Problem description - Your task is to restate every entry below word for word and omit the images.

Source data -
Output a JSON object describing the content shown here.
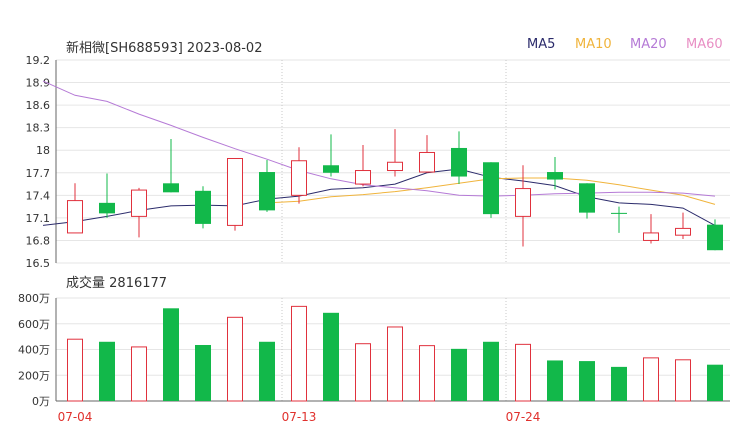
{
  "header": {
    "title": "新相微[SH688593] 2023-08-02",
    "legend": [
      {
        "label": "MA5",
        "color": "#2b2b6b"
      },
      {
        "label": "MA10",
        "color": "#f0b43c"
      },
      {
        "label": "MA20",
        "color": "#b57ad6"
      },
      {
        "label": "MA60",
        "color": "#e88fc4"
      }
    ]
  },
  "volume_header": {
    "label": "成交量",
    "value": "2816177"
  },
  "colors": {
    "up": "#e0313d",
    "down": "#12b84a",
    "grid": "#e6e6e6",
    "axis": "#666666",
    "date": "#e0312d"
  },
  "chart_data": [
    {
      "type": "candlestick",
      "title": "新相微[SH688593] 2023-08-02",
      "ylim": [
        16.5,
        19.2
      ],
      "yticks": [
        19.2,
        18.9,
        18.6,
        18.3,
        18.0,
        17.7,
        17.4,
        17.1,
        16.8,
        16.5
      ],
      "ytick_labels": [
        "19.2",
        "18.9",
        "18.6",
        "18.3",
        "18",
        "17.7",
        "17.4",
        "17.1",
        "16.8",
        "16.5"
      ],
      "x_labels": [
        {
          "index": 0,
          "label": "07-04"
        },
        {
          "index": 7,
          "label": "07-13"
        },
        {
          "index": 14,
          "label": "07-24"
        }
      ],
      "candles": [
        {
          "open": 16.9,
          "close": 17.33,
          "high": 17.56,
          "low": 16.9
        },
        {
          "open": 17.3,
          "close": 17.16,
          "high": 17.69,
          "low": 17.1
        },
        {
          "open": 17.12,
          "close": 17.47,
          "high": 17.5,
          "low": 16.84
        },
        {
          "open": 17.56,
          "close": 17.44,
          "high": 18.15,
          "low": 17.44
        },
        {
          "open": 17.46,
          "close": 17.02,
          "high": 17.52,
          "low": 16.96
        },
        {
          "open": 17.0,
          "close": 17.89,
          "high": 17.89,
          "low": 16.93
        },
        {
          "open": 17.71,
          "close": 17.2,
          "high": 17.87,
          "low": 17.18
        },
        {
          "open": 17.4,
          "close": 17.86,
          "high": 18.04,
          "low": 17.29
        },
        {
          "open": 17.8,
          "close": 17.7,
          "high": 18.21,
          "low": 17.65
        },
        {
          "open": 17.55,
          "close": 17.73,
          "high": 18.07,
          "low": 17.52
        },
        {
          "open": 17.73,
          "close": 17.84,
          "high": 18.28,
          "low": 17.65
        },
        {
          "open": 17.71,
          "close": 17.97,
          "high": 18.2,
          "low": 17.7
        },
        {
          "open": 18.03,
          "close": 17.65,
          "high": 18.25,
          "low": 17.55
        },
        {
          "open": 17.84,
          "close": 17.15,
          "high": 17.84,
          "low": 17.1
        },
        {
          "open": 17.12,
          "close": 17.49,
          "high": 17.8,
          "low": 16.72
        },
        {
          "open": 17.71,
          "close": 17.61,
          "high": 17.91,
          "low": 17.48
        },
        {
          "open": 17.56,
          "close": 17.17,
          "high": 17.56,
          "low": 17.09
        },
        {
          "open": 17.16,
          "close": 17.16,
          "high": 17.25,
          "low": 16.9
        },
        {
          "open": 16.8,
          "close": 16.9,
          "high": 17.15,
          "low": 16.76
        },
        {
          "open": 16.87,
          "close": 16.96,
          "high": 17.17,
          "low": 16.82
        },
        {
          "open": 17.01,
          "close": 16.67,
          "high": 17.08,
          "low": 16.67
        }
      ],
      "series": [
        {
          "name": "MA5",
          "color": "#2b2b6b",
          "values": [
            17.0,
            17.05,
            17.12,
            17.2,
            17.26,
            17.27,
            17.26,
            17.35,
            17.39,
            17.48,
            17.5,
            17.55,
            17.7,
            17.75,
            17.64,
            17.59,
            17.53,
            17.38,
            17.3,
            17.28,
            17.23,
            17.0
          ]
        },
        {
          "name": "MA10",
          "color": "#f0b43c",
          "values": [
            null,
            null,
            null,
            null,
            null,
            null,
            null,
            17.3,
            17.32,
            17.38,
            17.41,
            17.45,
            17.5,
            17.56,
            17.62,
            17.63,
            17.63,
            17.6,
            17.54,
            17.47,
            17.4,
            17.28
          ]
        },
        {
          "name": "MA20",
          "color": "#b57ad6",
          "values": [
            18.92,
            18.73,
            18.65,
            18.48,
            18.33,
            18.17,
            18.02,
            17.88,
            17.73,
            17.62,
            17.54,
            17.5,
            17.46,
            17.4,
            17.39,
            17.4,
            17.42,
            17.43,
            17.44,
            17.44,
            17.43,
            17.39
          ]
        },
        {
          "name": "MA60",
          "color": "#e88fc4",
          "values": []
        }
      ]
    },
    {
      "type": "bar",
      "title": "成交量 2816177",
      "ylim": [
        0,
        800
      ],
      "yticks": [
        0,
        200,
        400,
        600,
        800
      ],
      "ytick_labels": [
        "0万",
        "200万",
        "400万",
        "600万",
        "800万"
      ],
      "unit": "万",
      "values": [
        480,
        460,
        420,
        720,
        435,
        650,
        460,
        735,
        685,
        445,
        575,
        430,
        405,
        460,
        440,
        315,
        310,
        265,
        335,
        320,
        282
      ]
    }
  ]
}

The answer -
Output a JSON object describing the content shown here.
{
  "header": {
    "title": "新相微[SH688593] 2023-08-02",
    "legend": [
      {
        "label": "MA5",
        "color": "#2b2b6b"
      },
      {
        "label": "MA10",
        "color": "#f0b43c"
      },
      {
        "label": "MA20",
        "color": "#b57ad6"
      },
      {
        "label": "MA60",
        "color": "#e88fc4"
      }
    ]
  },
  "volume_header": {
    "label": "成交量",
    "value": "2816177"
  },
  "colors": {
    "up": "#e0313d",
    "down": "#12b84a",
    "grid": "#e6e6e6",
    "axis": "#666666",
    "date": "#e0312d"
  },
  "chart_data": [
    {
      "type": "candlestick",
      "title": "新相微[SH688593] 2023-08-02",
      "ylim": [
        16.5,
        19.2
      ],
      "yticks": [
        19.2,
        18.9,
        18.6,
        18.3,
        18.0,
        17.7,
        17.4,
        17.1,
        16.8,
        16.5
      ],
      "ytick_labels": [
        "19.2",
        "18.9",
        "18.6",
        "18.3",
        "18",
        "17.7",
        "17.4",
        "17.1",
        "16.8",
        "16.5"
      ],
      "x_labels": [
        {
          "index": 0,
          "label": "07-04"
        },
        {
          "index": 7,
          "label": "07-13"
        },
        {
          "index": 14,
          "label": "07-24"
        }
      ],
      "candles": [
        {
          "open": 16.9,
          "close": 17.33,
          "high": 17.56,
          "low": 16.9
        },
        {
          "open": 17.3,
          "close": 17.16,
          "high": 17.69,
          "low": 17.1
        },
        {
          "open": 17.12,
          "close": 17.47,
          "high": 17.5,
          "low": 16.84
        },
        {
          "open": 17.56,
          "close": 17.44,
          "high": 18.15,
          "low": 17.44
        },
        {
          "open": 17.46,
          "close": 17.02,
          "high": 17.52,
          "low": 16.96
        },
        {
          "open": 17.0,
          "close": 17.89,
          "high": 17.89,
          "low": 16.93
        },
        {
          "open": 17.71,
          "close": 17.2,
          "high": 17.87,
          "low": 17.18
        },
        {
          "open": 17.4,
          "close": 17.86,
          "high": 18.04,
          "low": 17.29
        },
        {
          "open": 17.8,
          "close": 17.7,
          "high": 18.21,
          "low": 17.65
        },
        {
          "open": 17.55,
          "close": 17.73,
          "high": 18.07,
          "low": 17.52
        },
        {
          "open": 17.73,
          "close": 17.84,
          "high": 18.28,
          "low": 17.65
        },
        {
          "open": 17.71,
          "close": 17.97,
          "high": 18.2,
          "low": 17.7
        },
        {
          "open": 18.03,
          "close": 17.65,
          "high": 18.25,
          "low": 17.55
        },
        {
          "open": 17.84,
          "close": 17.15,
          "high": 17.84,
          "low": 17.1
        },
        {
          "open": 17.12,
          "close": 17.49,
          "high": 17.8,
          "low": 16.72
        },
        {
          "open": 17.71,
          "close": 17.61,
          "high": 17.91,
          "low": 17.48
        },
        {
          "open": 17.56,
          "close": 17.17,
          "high": 17.56,
          "low": 17.09
        },
        {
          "open": 17.16,
          "close": 17.16,
          "high": 17.25,
          "low": 16.9
        },
        {
          "open": 16.8,
          "close": 16.9,
          "high": 17.15,
          "low": 16.76
        },
        {
          "open": 16.87,
          "close": 16.96,
          "high": 17.17,
          "low": 16.82
        },
        {
          "open": 17.01,
          "close": 16.67,
          "high": 17.08,
          "low": 16.67
        }
      ],
      "series": [
        {
          "name": "MA5",
          "color": "#2b2b6b",
          "values": [
            17.0,
            17.05,
            17.12,
            17.2,
            17.26,
            17.27,
            17.26,
            17.35,
            17.39,
            17.48,
            17.5,
            17.55,
            17.7,
            17.75,
            17.64,
            17.59,
            17.53,
            17.38,
            17.3,
            17.28,
            17.23,
            17.0
          ]
        },
        {
          "name": "MA10",
          "color": "#f0b43c",
          "values": [
            null,
            null,
            null,
            null,
            null,
            null,
            null,
            17.3,
            17.32,
            17.38,
            17.41,
            17.45,
            17.5,
            17.56,
            17.62,
            17.63,
            17.63,
            17.6,
            17.54,
            17.47,
            17.4,
            17.28
          ]
        },
        {
          "name": "MA20",
          "color": "#b57ad6",
          "values": [
            18.92,
            18.73,
            18.65,
            18.48,
            18.33,
            18.17,
            18.02,
            17.88,
            17.73,
            17.62,
            17.54,
            17.5,
            17.46,
            17.4,
            17.39,
            17.4,
            17.42,
            17.43,
            17.44,
            17.44,
            17.43,
            17.39
          ]
        },
        {
          "name": "MA60",
          "color": "#e88fc4",
          "values": []
        }
      ]
    },
    {
      "type": "bar",
      "title": "成交量 2816177",
      "ylim": [
        0,
        800
      ],
      "yticks": [
        0,
        200,
        400,
        600,
        800
      ],
      "ytick_labels": [
        "0万",
        "200万",
        "400万",
        "600万",
        "800万"
      ],
      "unit": "万",
      "values": [
        480,
        460,
        420,
        720,
        435,
        650,
        460,
        735,
        685,
        445,
        575,
        430,
        405,
        460,
        440,
        315,
        310,
        265,
        335,
        320,
        282
      ]
    }
  ]
}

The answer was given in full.